The details: Definers Public Affairs is a consulting firm founded by former Republican campaign staffers that specializes in opposition research. It represents other tech firms, like Qualcomm, and has lobbied against Apple.

  • Facebook hired Definers in 2017 to do media monitoring, sending news clips about Facebook to the public affairs communications team and to the Facebook communications team more broadly.
  • Definers' role for the firm quickly expanded to include opposition research, managing press calls for reporters and managing relationships between reporters and Facebook's privacy, policy and security executives.
  • A source says Facebook understood what was being shared by Definers before it went out.

Who knew?
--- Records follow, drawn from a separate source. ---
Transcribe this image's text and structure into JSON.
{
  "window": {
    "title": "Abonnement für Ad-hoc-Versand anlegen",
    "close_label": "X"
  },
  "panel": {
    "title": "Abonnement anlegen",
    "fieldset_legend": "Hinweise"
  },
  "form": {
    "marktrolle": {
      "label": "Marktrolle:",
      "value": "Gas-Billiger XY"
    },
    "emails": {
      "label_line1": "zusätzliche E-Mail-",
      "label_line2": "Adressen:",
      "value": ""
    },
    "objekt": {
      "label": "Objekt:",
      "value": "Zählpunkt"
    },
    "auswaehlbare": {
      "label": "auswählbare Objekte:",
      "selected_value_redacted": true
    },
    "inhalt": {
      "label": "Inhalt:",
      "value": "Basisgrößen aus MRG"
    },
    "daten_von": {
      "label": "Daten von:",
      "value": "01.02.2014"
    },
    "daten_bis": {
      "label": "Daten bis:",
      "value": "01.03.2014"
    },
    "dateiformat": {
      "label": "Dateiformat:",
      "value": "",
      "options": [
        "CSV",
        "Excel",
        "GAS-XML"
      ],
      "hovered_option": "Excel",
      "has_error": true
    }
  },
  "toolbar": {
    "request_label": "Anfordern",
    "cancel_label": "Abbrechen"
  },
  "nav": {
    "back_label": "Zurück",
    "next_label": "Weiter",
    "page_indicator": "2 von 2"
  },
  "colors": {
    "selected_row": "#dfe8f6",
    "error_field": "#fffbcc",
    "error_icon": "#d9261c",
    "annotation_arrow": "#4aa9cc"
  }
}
On a call with reporters Thursday, CEO Mark Zuckerberg said he learned about the relationship via the New York Times piece that was published Wednesday, and quickly decided to end it.

  • "As soon as I read it, I looked at whether this was the type of firm that we wanted to work with and we stopped working with them," Zuckerberg said. He said Definers' tactics are "the sort of thing that might be normal in Washington" but that they are "not the kind of thing we want to be involved with here."
  • Zuckerberg said that COO Sheryl Sandberg "was also not involved" with the Definers relationship, and that "she learned about it at the same time I did."
  • Sandberg later posted: "I did not know we hired them or about the work they were doing, but I should have. I have great respect for George Soros — and the anti-Semitic conspiracy theories against him are abhorrent."
  • Facebook has also said that Joel Kaplan, VP of Public Policy, wasn't involved in the contractor's work.

Our thought bubble: It's hard to understand how top executives wouldn't know that a firm was being paid by the company for months to conduct opposition research and manage press strategy around the Russian election interference scandal while Sandberg was testifying before Congress last September.

Yes, but: Facebook works with dozens of third-party groups, from ad agencies to accounting firms to lobbying groups and event vendors.

  • Also, opposition research like this has become standard operating procedure for many big companies. It's possible executives overlooked the relationship until the Times story spotlighted its press materials around Soros, whose longstanding role as a target for right-wing conspiracy theories has grown even bigger in the Trump era.

Go deeper

Biden's Day 1 challenges: Systemic racism

Photo illustration: Sarah Grillo/Axios. Photo: Kirsty O'Connor (PA Images)/Getty Images

Advocates are pushing President-elect Biden to tackle systemic racism with a Day 1 agenda that includes ending the detention of migrant children and expanding DACA, announcing a Justice Department investigation of rogue police departments and returning some public lands to Indigenous tribes.

Why it matters: Biden has said the fight against systemic racism will be one of the top goals of his presidency — but the expectations may be so high that he won't be able to meet them.

Caitlin Owens, author of Vitals
2 hours ago - Health

Most Americans are still vulnerable to the coronavirus

Adapted from Bajema, et al., 2020, "Estimated SARS-CoV-2 Seroprevalence in the US as of September 2020"; Cartogram: Andrew Witherspoon/Axios

As of September, the vast majority of Americans did not have coronavirus antibodies, according to a new study published in JAMA Internal Medicine.

Why it matters: As the coronavirus spreads rapidly throughout most of the country, most people remain vulnerable to it.

Trump set to appear at Pennsylvania GOP hearing on voter fraud claims

President Trumpat the White House on Tuesday. Photo: Chip Somodevilla/Getty Images

President Trump is due to join his personal lawyer Rudy Giuliani in Gettysburg, Pennsylvania, Wednesday at a Republican-led state Senate Majority Policy Committee hearing to discuss alleged election irregularities.

Why it matters: This would be his first trip outside of the DMV since Election Day and comes shortly after GSA ascertained the results, formally signing off on a transition to President-elect Biden.